Start of LISTED RECORDS
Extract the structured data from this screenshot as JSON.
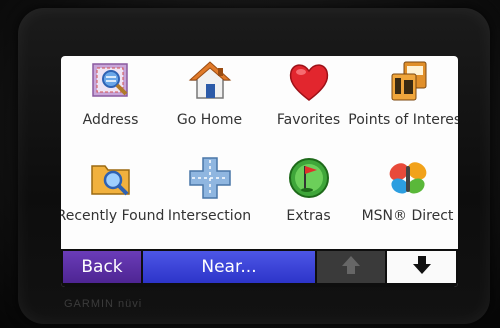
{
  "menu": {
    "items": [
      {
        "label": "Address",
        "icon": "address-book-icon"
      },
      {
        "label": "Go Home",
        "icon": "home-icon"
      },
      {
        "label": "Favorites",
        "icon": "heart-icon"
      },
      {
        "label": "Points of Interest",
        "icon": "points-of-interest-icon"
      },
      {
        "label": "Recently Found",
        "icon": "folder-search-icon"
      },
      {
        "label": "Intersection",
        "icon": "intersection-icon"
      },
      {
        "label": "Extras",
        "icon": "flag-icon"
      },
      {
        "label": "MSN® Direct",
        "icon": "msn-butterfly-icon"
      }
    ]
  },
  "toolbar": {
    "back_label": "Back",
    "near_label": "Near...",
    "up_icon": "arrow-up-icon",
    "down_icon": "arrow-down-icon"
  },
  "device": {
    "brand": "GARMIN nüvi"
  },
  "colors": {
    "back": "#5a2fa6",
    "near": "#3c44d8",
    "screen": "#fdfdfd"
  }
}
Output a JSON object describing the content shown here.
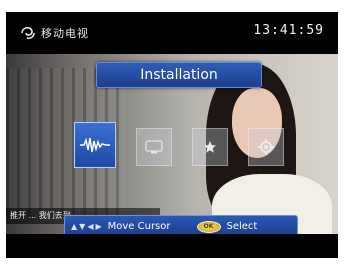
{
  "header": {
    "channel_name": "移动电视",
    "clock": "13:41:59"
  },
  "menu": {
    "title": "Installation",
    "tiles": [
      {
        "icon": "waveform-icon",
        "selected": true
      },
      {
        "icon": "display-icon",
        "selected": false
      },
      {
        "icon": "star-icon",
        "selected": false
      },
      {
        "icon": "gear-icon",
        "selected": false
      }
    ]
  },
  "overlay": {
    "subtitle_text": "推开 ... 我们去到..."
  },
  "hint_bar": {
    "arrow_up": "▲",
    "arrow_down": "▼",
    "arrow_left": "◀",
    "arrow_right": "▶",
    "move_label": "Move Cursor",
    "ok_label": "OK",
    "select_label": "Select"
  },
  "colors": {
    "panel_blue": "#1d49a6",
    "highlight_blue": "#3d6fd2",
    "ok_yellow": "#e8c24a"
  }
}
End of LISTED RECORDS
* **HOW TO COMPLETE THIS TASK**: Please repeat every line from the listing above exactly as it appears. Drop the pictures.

* **COMPLETED EXERCISE**:
Extract the structured data from this screenshot as JSON.
{
  "menu": {
    "items": [
      {
        "label": "Address",
        "icon": "address-book-icon"
      },
      {
        "label": "Go Home",
        "icon": "home-icon"
      },
      {
        "label": "Favorites",
        "icon": "heart-icon"
      },
      {
        "label": "Points of Interest",
        "icon": "points-of-interest-icon"
      },
      {
        "label": "Recently Found",
        "icon": "folder-search-icon"
      },
      {
        "label": "Intersection",
        "icon": "intersection-icon"
      },
      {
        "label": "Extras",
        "icon": "flag-icon"
      },
      {
        "label": "MSN® Direct",
        "icon": "msn-butterfly-icon"
      }
    ]
  },
  "toolbar": {
    "back_label": "Back",
    "near_label": "Near...",
    "up_icon": "arrow-up-icon",
    "down_icon": "arrow-down-icon"
  },
  "device": {
    "brand": "GARMIN nüvi"
  },
  "colors": {
    "back": "#5a2fa6",
    "near": "#3c44d8",
    "screen": "#fdfdfd"
  }
}
Output a JSON object describing the content shown here.
{
  "header": {
    "channel_name": "移动电视",
    "clock": "13:41:59"
  },
  "menu": {
    "title": "Installation",
    "tiles": [
      {
        "icon": "waveform-icon",
        "selected": true
      },
      {
        "icon": "display-icon",
        "selected": false
      },
      {
        "icon": "star-icon",
        "selected": false
      },
      {
        "icon": "gear-icon",
        "selected": false
      }
    ]
  },
  "overlay": {
    "subtitle_text": "推开 ... 我们去到..."
  },
  "hint_bar": {
    "arrow_up": "▲",
    "arrow_down": "▼",
    "arrow_left": "◀",
    "arrow_right": "▶",
    "move_label": "Move Cursor",
    "ok_label": "OK",
    "select_label": "Select"
  },
  "colors": {
    "panel_blue": "#1d49a6",
    "highlight_blue": "#3d6fd2",
    "ok_yellow": "#e8c24a"
  }
}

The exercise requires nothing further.